Both leaders also welcomed the ongoing cooperation between the Israel Space Agency (ISA) and the Indian Space Research Organisation (ISRO). They expressed satisfaction over the signing of three MoUs and Plan of Cooperation in the areas of Cooperation in Atomic Clocks; GEO-LEO Optical Link; Academic collaboration and Electric propulsion for small satellites which would further enhance cooperation between the two countries. They also encouraged the two Space Agencies to further enhance the growing relationship for mutual benefit. The two leaders acknowledged that the recent launching by ISRO of an Israeli nano satellite is an important milestone in this arena.
India and Israel are committed to promote security and stability in cyberspace on both the governmental and private levels. The Prime Ministers emphasized the importance of enhanced dialogue between their national cyber authorities and expressed their commitment to expand and accelerate their cooperation in this sphere including laying a mutual roadmap for its implementation. Both sides also recognise the value of enhancing and further institutionalising their broad-based cooperation on cyber issues through a Framework for cooperation in the area of cyber security.
India and Israel also elevated their ties to the strategic partnership level, vowing to do “much more together” to combat growing radicalisation and terrorism while pitching for strong action against those financing and providing sanctuaries to terror groups. The issue of terror and “strategic threats” along with various other topics like cooperation in defence and security, water, agriculture, space and West Asia figured prominently in the talks between Prime Minister Narendra Modi and his Israeli counterpart Benjamin Netanyahu. After the wide-ranging talks, the two sides signed seven pacts covering areas like innovation, water conservation, agriculture and space.
Prime Minister Modi has assured faster facilitation of OCI cards for Jewish Citizens of Indian origin in Israel.
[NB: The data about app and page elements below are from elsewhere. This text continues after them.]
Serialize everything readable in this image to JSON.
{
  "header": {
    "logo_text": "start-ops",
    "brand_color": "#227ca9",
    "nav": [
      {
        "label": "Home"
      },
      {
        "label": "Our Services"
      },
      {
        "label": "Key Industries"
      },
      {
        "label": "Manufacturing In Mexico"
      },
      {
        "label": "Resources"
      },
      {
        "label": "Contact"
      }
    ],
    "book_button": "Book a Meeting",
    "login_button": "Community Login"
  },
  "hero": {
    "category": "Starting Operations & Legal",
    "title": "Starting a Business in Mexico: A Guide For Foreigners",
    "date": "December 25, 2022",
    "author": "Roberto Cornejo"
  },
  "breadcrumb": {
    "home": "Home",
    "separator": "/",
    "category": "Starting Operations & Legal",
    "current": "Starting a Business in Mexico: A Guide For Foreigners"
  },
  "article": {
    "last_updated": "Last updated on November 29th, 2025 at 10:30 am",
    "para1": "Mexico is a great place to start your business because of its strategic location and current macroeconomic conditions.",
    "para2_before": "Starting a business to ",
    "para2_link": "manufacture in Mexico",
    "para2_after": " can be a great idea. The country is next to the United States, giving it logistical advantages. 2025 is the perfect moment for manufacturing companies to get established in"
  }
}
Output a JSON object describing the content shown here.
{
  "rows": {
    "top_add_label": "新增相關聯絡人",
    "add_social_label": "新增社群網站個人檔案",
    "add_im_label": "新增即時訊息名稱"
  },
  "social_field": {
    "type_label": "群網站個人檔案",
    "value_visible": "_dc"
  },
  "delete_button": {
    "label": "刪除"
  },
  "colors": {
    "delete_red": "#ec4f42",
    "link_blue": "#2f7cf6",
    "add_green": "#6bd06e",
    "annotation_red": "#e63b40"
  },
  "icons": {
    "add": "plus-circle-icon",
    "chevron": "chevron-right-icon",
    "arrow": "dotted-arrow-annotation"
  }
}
He also assured that the OCI card will be given even to those people of Indian origin who had served in the Israeli government’s compulsory army service. The launch of a new Air India flight connecting India and Israel was also announced, the flight is expected to connect Delhi/Mumbai to Tel Aviv.
Further, both India and Israel are keen to enhance people-to-people contact by pushing tourism, showcasing culture, promoting scholarships and creating connectivity. India has agreed to set up a cultural centre in Israel. This part of the relationship will be work in progress over a period of time.
Israel and India are compatible in so many ways. Both democracies are ancient civilizations that have endured a great deal and today stand in the world on their own terms, in full possession of the wisdom of their experiences.
This understanding of the dynamics of globalization have brought the two countries closer together more than any other consideration. Just as Israel has kept itself intimately connected with its diaspora, Narendra Modi has reached out to India’s thirty million-strong ex-pat community to enhance his country’s engagement with the world. While being deeply rooted in their own traditions, both Indians and Israelis are extremely international in their outlook and sensibility.
Therefore all the agreements signed during the visit will redefine the strategic partnership between two nations with shared goals and values.
Modi is committed to India responsibly taking its rightful place in an increasingly integrated world, and in Israel he sees a partner that is uniquely equipped to make that happen. PM Modi is focused on bilateral trade, top end agricultural technologies and regional security in context of Islamic State and other non-state players. He is looking for the long term benefits for India.